We are used to discussing topics with our colleagues. They know the material, have already thought a lot about it, and can answer questions quickly. We want conversations in class to clip along at a similar pace—there’s always lots of material the class needs to get through.
HIGHER ED TEACHING STRATEGIES FROM MAGNA PUBLICATIONS
facilitating effective classroom discussions
Sometimes it’s good to revisit an instructional standby. Discussion is a staple in most teachers’ repertoire of strategies, but it frequently disappoints. So few students are willing to participate and they tend to be the same ones. The students who do contribute often do so tentatively, blandly, and pretty much without anything that sounds like interest or conviction. On some days it’s just easier to present the material.
When I first began teaching online, I believed that anytime students wrote anything, they should be held accountable for both spelling and grammar and my discussion rubric reflected that. As a result, I got very brief, very stiff, very formal discussion posts in which students were clearly speaking to me rather than to each other.
Students find discussions disillusioning just about as often as faculty do. In the analysis referenced below, students objected when a few fellow classmates dominated the discussion; when the discussion wandered off topic, making it difficult to ascertain main points; and when students participated just for the sake of participating.
Sometimes we are so concerned with following our lesson plans to the letter that we miss what is truly important: teaching moments. A teacher has to learn to listen to his or her class and realize when the moment to abandon the lesson plan has come. This willingness to release some control over the class and allow it to develop more or less organically does not always come easily, however. Goal-induced anxiety can make a teacher reluctant to let go of the reins out of fear that the class will go off in some random direction.
Last week, while teaching Dante’s Inferno, I moderated a lively two-day class discussion about medieval and modern values and religion. How did Dante define virtue? How do we define it? For Dante, why was lust not as terrible a sin as theft of property? Why did his age consider gluttony a moral failing rather than a self-destructive behavior that one can take to Jenny Craig?
At the heart of every online course is the discussion forum. This is where ideas, information, and new material are shared, discussed, analyzed, built upon,
As a history major I usually found most of my history courses pretty interesting. Certainly some were more interesting than others but I think a lot of that had more to do with the instructor than the content. Of course not every student who takes a history class course plans to major in it, which is why I love it when I hear about a history professor (or any educator for that matter) doing innovative things to engage students in one of those “core courses” many students often dread.
If you’re looking to improve threaded discussions in your online courses, consider using brief video clips as discussion prompts.
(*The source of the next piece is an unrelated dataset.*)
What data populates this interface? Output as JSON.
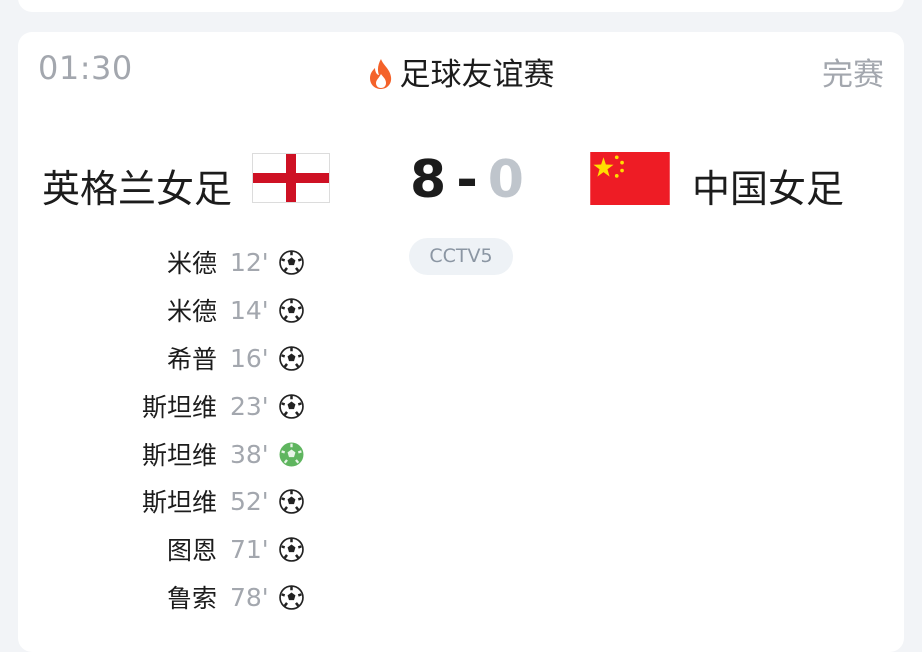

When carefully selected and integrated into a course, these clips can lead students to higher-order thinking and appeal to auditory and visual learning styles.